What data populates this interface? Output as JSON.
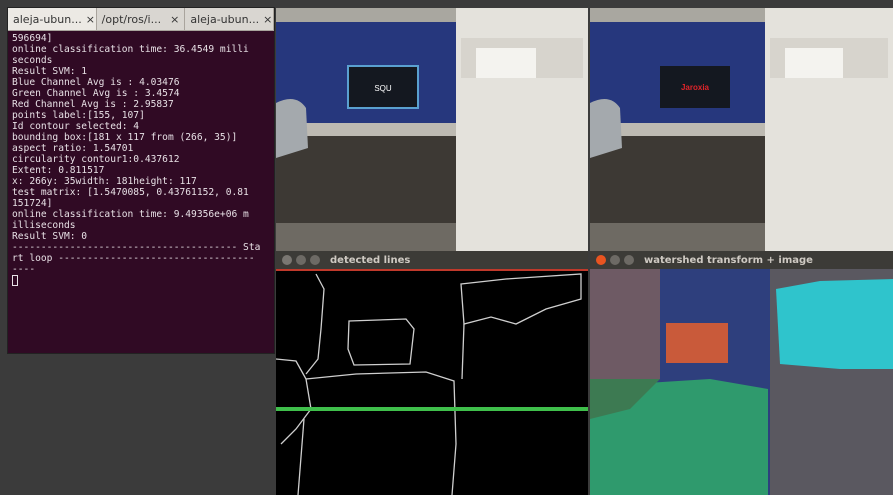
{
  "terminal": {
    "tabs": [
      {
        "label": "aleja-ubun...",
        "close": "×"
      },
      {
        "label": "/opt/ros/i...",
        "close": "×"
      },
      {
        "label": "aleja-ubun...",
        "close": "×"
      }
    ],
    "lines": [
      "596694]",
      "online classification time: 36.4549 milli",
      "seconds",
      "",
      "Result SVM: 1",
      "Blue Channel Avg is : 4.03476",
      "Green Channel Avg is : 3.4574",
      "Red Channel Avg is : 2.95837",
      "points label:[155, 107]",
      "Id contour selected: 4",
      "bounding box:[181 x 117 from (266, 35)]",
      "aspect ratio: 1.54701",
      "circularity contour1:0.437612",
      "Extent: 0.811517",
      "x: 266y: 35width: 181height: 117",
      "test matrix: [1.5470085, 0.43761152, 0.81",
      "151724]",
      "online classification time: 9.49356e+06 m",
      "illiseconds",
      "",
      "Result SVM: 0",
      "--------------------------------------- Sta",
      "rt loop ----------------------------------",
      "----"
    ]
  },
  "cam1": {
    "monitor_label": "SQU"
  },
  "cam2": {
    "monitor_label": "Jaroxia"
  },
  "lines_window": {
    "title": "detected lines"
  },
  "watershed_window": {
    "title": "watershed transform + image"
  },
  "colors": {
    "terminal_bg": "#300a24",
    "wall_blue": "#24357c",
    "green_line": "#3fbf4b",
    "red_line": "#c0392b",
    "close_btn": "#e95420"
  },
  "icons": {
    "close": "close-icon",
    "minimize": "minimize-icon",
    "maximize": "maximize-icon"
  }
}
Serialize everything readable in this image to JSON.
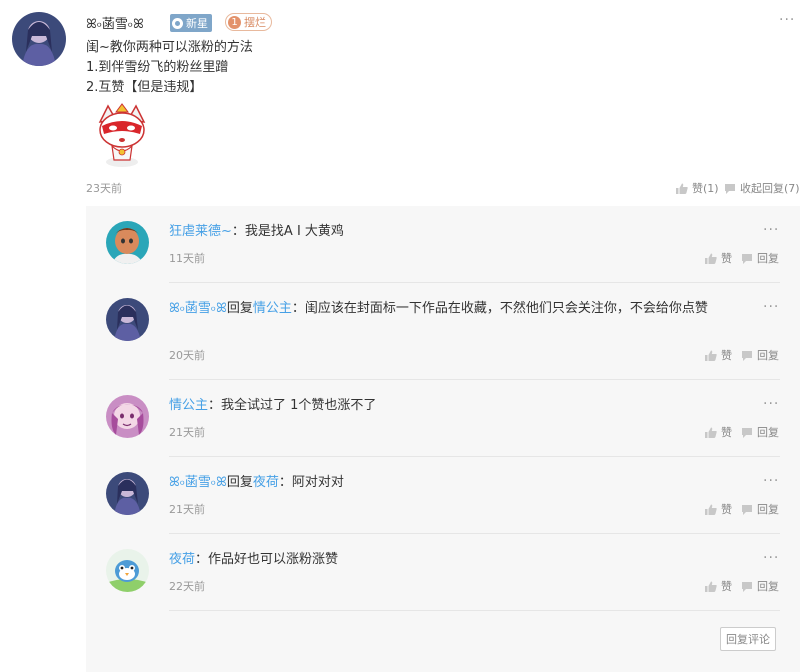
{
  "post": {
    "author": "ꕤ৹菡雪৹ꕤ",
    "badge_new": "新星",
    "level": "1",
    "badge_level_label": "摆烂",
    "lines": [
      "闺~教你两种可以涨粉的方法",
      "1.到伴雪纷飞的粉丝里蹭",
      "2.互赞【但是违规】"
    ],
    "time": "23天前",
    "like_label": "赞(1)",
    "collapse_label": "收起回复(7)",
    "more": "···"
  },
  "comments": [
    {
      "name": "狂虐莱德~",
      "sep": "：",
      "reply_word": "",
      "reply_to": "",
      "text": "我是找A I 大黄鸡",
      "time": "11天前",
      "like": "赞",
      "reply": "回复",
      "more": "···"
    },
    {
      "name": "ꕤ৹菡雪৹ꕤ",
      "sep": "：",
      "reply_word": "回复",
      "reply_to": "情公主",
      "text": "闺应该在封面标一下作品在收藏，不然他们只会关注你，不会给你点赞",
      "time": "20天前",
      "like": "赞",
      "reply": "回复",
      "more": "···"
    },
    {
      "name": "情公主",
      "sep": "：",
      "reply_word": "",
      "reply_to": "",
      "text": "我全试过了 1个赞也涨不了",
      "time": "21天前",
      "like": "赞",
      "reply": "回复",
      "more": "···"
    },
    {
      "name": "ꕤ৹菡雪৹ꕤ",
      "sep": "：",
      "reply_word": "回复",
      "reply_to": "夜荷",
      "text": "阿对对对",
      "time": "21天前",
      "like": "赞",
      "reply": "回复",
      "more": "···"
    },
    {
      "name": "夜荷",
      "sep": "：",
      "reply_word": "",
      "reply_to": "",
      "text": "作品好也可以涨粉涨赞",
      "time": "22天前",
      "like": "赞",
      "reply": "回复",
      "more": "···"
    }
  ],
  "reply_comment_button": "回复评论"
}
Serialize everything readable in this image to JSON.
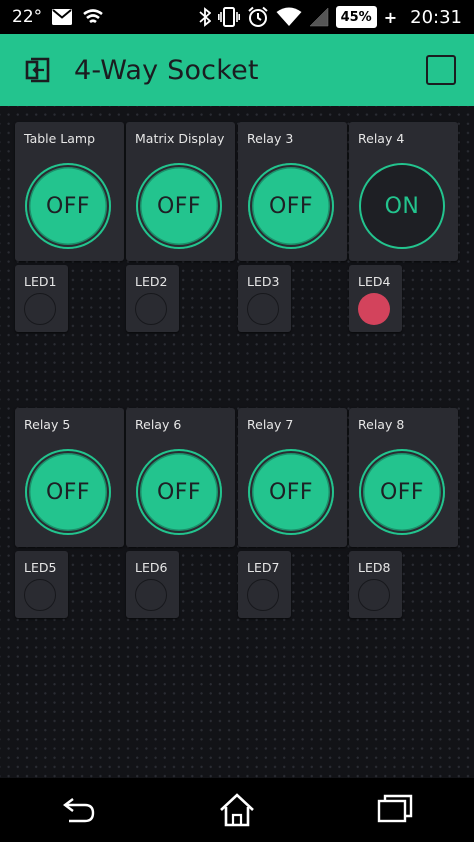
{
  "status_bar": {
    "temperature": "22°",
    "time": "20:31",
    "battery": "45%",
    "battery_charging": "+",
    "icons": [
      "mail-icon",
      "notification-icon",
      "bluetooth-icon",
      "vibrate-icon",
      "alarm-icon",
      "wifi-icon",
      "signal-icon"
    ]
  },
  "header": {
    "title": "4-Way Socket",
    "accent_color": "#23c48e"
  },
  "buttons_row1": [
    {
      "label": "Table Lamp",
      "state": "OFF"
    },
    {
      "label": "Matrix Display",
      "state": "OFF"
    },
    {
      "label": "Relay 3",
      "state": "OFF"
    },
    {
      "label": "Relay 4",
      "state": "ON"
    }
  ],
  "leds_row1": [
    {
      "label": "LED1",
      "on": false
    },
    {
      "label": "LED2",
      "on": false
    },
    {
      "label": "LED3",
      "on": false
    },
    {
      "label": "LED4",
      "on": true
    }
  ],
  "buttons_row2": [
    {
      "label": "Relay 5",
      "state": "OFF"
    },
    {
      "label": "Relay 6",
      "state": "OFF"
    },
    {
      "label": "Relay 7",
      "state": "OFF"
    },
    {
      "label": "Relay 8",
      "state": "OFF"
    }
  ],
  "leds_row2": [
    {
      "label": "LED5",
      "on": false
    },
    {
      "label": "LED6",
      "on": false
    },
    {
      "label": "LED7",
      "on": false
    },
    {
      "label": "LED8",
      "on": false
    }
  ],
  "colors": {
    "led_on": "#d3435c",
    "widget_bg": "#2a2b31",
    "dashboard_bg": "#121317"
  },
  "nav": {
    "icons": [
      "back-icon",
      "home-icon",
      "recent-apps-icon"
    ]
  }
}
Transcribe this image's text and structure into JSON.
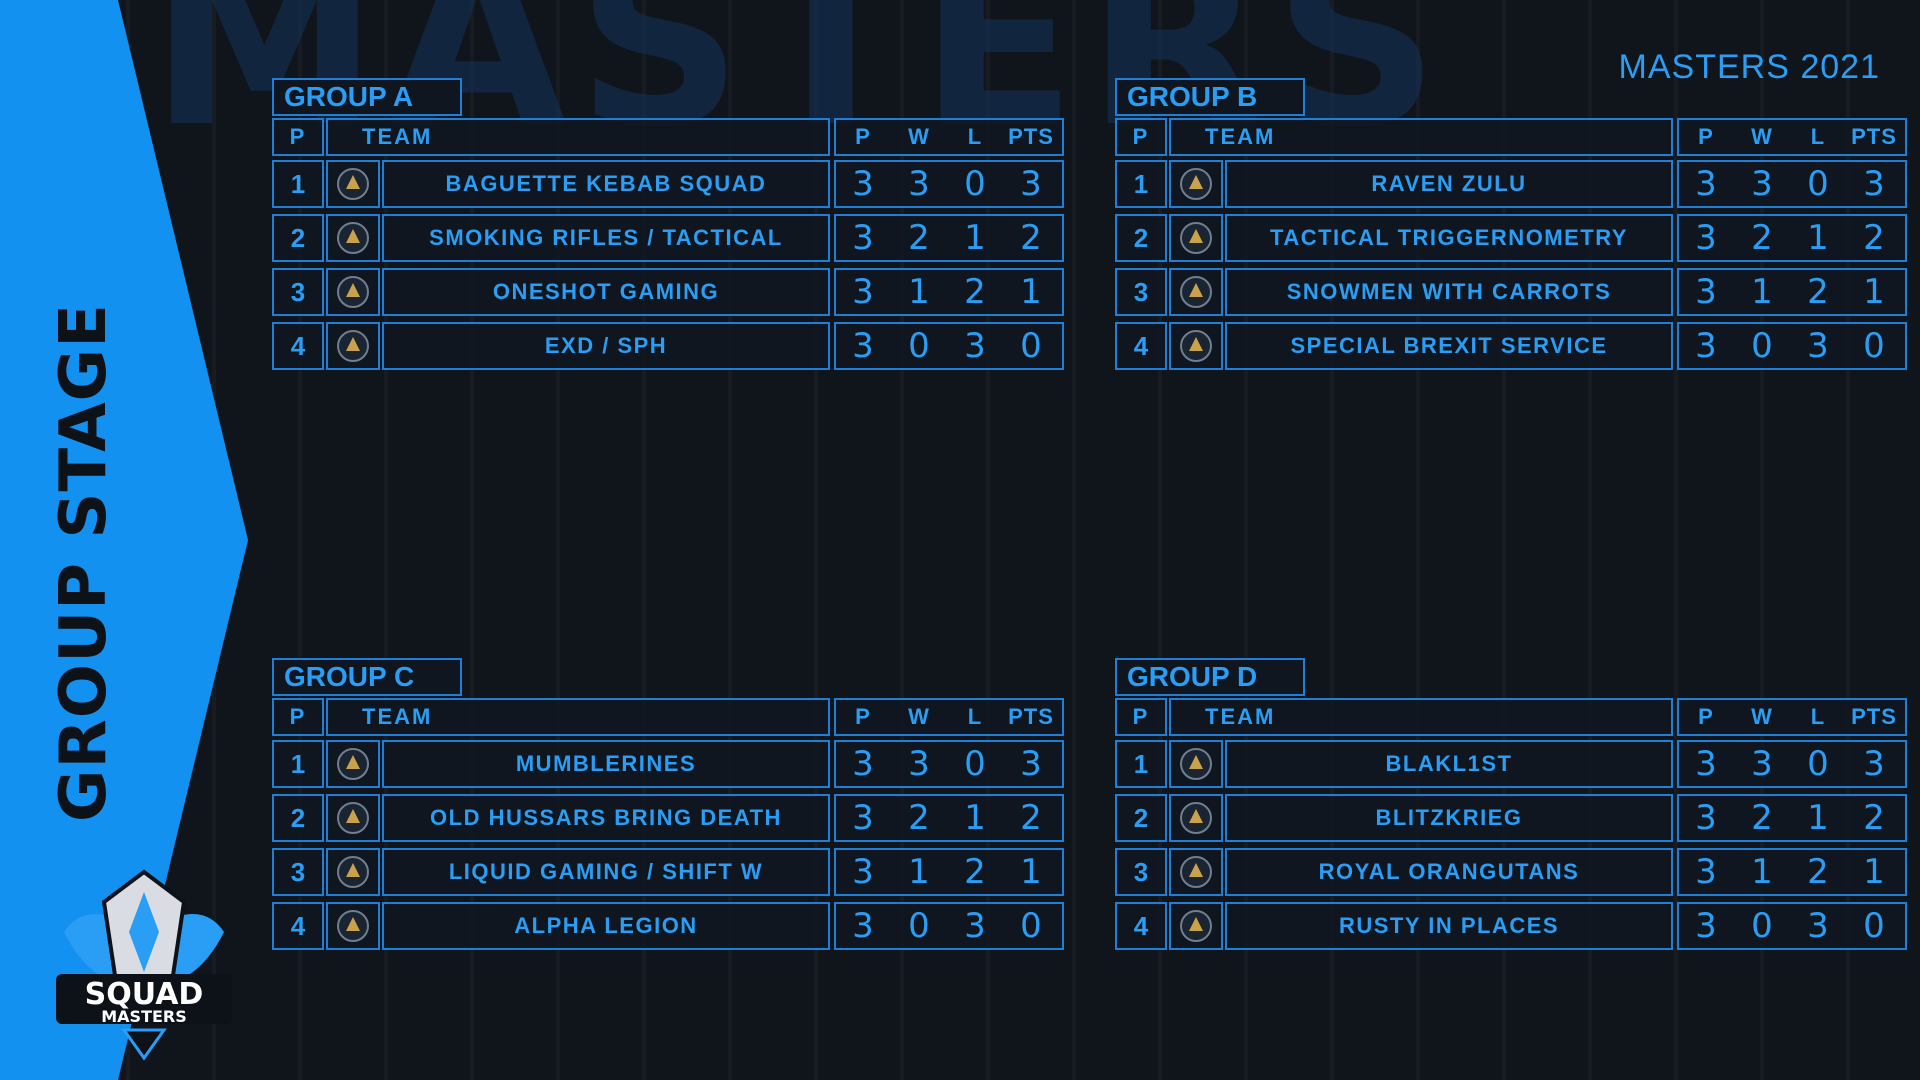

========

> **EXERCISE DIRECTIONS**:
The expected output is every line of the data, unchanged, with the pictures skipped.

> **WRITTEN RESPONSE**:
What data populates this interface? Output as JSON.
{
  "terminal": {
    "tabs": [
      {
        "label": "aleja-ubun...",
        "close": "×"
      },
      {
        "label": "/opt/ros/i...",
        "close": "×"
      },
      {
        "label": "aleja-ubun...",
        "close": "×"
      }
    ],
    "lines": [
      "596694]",
      "online classification time: 36.4549 milli",
      "seconds",
      "",
      "Result SVM: 1",
      "Blue Channel Avg is : 4.03476",
      "Green Channel Avg is : 3.4574",
      "Red Channel Avg is : 2.95837",
      "points label:[155, 107]",
      "Id contour selected: 4",
      "bounding box:[181 x 117 from (266, 35)]",
      "aspect ratio: 1.54701",
      "circularity contour1:0.437612",
      "Extent: 0.811517",
      "x: 266y: 35width: 181height: 117",
      "test matrix: [1.5470085, 0.43761152, 0.81",
      "151724]",
      "online classification time: 9.49356e+06 m",
      "illiseconds",
      "",
      "Result SVM: 0",
      "--------------------------------------- Sta",
      "rt loop ----------------------------------",
      "----"
    ]
  },
  "cam1": {
    "monitor_label": "SQU"
  },
  "cam2": {
    "monitor_label": "Jaroxia"
  },
  "lines_window": {
    "title": "detected lines"
  },
  "watershed_window": {
    "title": "watershed transform + image"
  },
  "colors": {
    "terminal_bg": "#300a24",
    "wall_blue": "#24357c",
    "green_line": "#3fbf4b",
    "red_line": "#c0392b",
    "close_btn": "#e95420"
  },
  "icons": {
    "close": "close-icon",
    "minimize": "minimize-icon",
    "maximize": "maximize-icon"
  }
}
Serialize everything readable in this image to JSON.
{
  "post": {
    "author": "ꕤ৹菡雪৹ꕤ",
    "badge_new": "新星",
    "level": "1",
    "badge_level_label": "摆烂",
    "lines": [
      "闺~教你两种可以涨粉的方法",
      "1.到伴雪纷飞的粉丝里蹭",
      "2.互赞【但是违规】"
    ],
    "time": "23天前",
    "like_label": "赞(1)",
    "collapse_label": "收起回复(7)",
    "more": "···"
  },
  "comments": [
    {
      "name": "狂虐莱德~",
      "sep": "：",
      "reply_word": "",
      "reply_to": "",
      "text": "我是找A I 大黄鸡",
      "time": "11天前",
      "like": "赞",
      "reply": "回复",
      "more": "···"
    },
    {
      "name": "ꕤ৹菡雪৹ꕤ",
      "sep": "：",
      "reply_word": "回复",
      "reply_to": "情公主",
      "text": "闺应该在封面标一下作品在收藏，不然他们只会关注你，不会给你点赞",
      "time": "20天前",
      "like": "赞",
      "reply": "回复",
      "more": "···"
    },
    {
      "name": "情公主",
      "sep": "：",
      "reply_word": "",
      "reply_to": "",
      "text": "我全试过了 1个赞也涨不了",
      "time": "21天前",
      "like": "赞",
      "reply": "回复",
      "more": "···"
    },
    {
      "name": "ꕤ৹菡雪৹ꕤ",
      "sep": "：",
      "reply_word": "回复",
      "reply_to": "夜荷",
      "text": "阿对对对",
      "time": "21天前",
      "like": "赞",
      "reply": "回复",
      "more": "···"
    },
    {
      "name": "夜荷",
      "sep": "：",
      "reply_word": "",
      "reply_to": "",
      "text": "作品好也可以涨粉涨赞",
      "time": "22天前",
      "like": "赞",
      "reply": "回复",
      "more": "···"
    }
  ],
  "reply_comment_button": "回复评论"
}
Serialize everything readable in this image to JSON.
{
  "status_bar": {
    "temperature": "22°",
    "time": "20:31",
    "battery": "45%",
    "battery_charging": "+",
    "icons": [
      "mail-icon",
      "notification-icon",
      "bluetooth-icon",
      "vibrate-icon",
      "alarm-icon",
      "wifi-icon",
      "signal-icon"
    ]
  },
  "header": {
    "title": "4-Way Socket",
    "accent_color": "#23c48e"
  },
  "buttons_row1": [
    {
      "label": "Table Lamp",
      "state": "OFF"
    },
    {
      "label": "Matrix Display",
      "state": "OFF"
    },
    {
      "label": "Relay 3",
      "state": "OFF"
    },
    {
      "label": "Relay 4",
      "state": "ON"
    }
  ],
  "leds_row1": [
    {
      "label": "LED1",
      "on": false
    },
    {
      "label": "LED2",
      "on": false
    },
    {
      "label": "LED3",
      "on": false
    },
    {
      "label": "LED4",
      "on": true
    }
  ],
  "buttons_row2": [
    {
      "label": "Relay 5",
      "state": "OFF"
    },
    {
      "label": "Relay 6",
      "state": "OFF"
    },
    {
      "label": "Relay 7",
      "state": "OFF"
    },
    {
      "label": "Relay 8",
      "state": "OFF"
    }
  ],
  "leds_row2": [
    {
      "label": "LED5",
      "on": false
    },
    {
      "label": "LED6",
      "on": false
    },
    {
      "label": "LED7",
      "on": false
    },
    {
      "label": "LED8",
      "on": false
    }
  ],
  "colors": {
    "led_on": "#d3435c",
    "widget_bg": "#2a2b31",
    "dashboard_bg": "#121317"
  },
  "nav": {
    "icons": [
      "back-icon",
      "home-icon",
      "recent-apps-icon"
    ]
  }
}
Transcribe this image's text and structure into JSON.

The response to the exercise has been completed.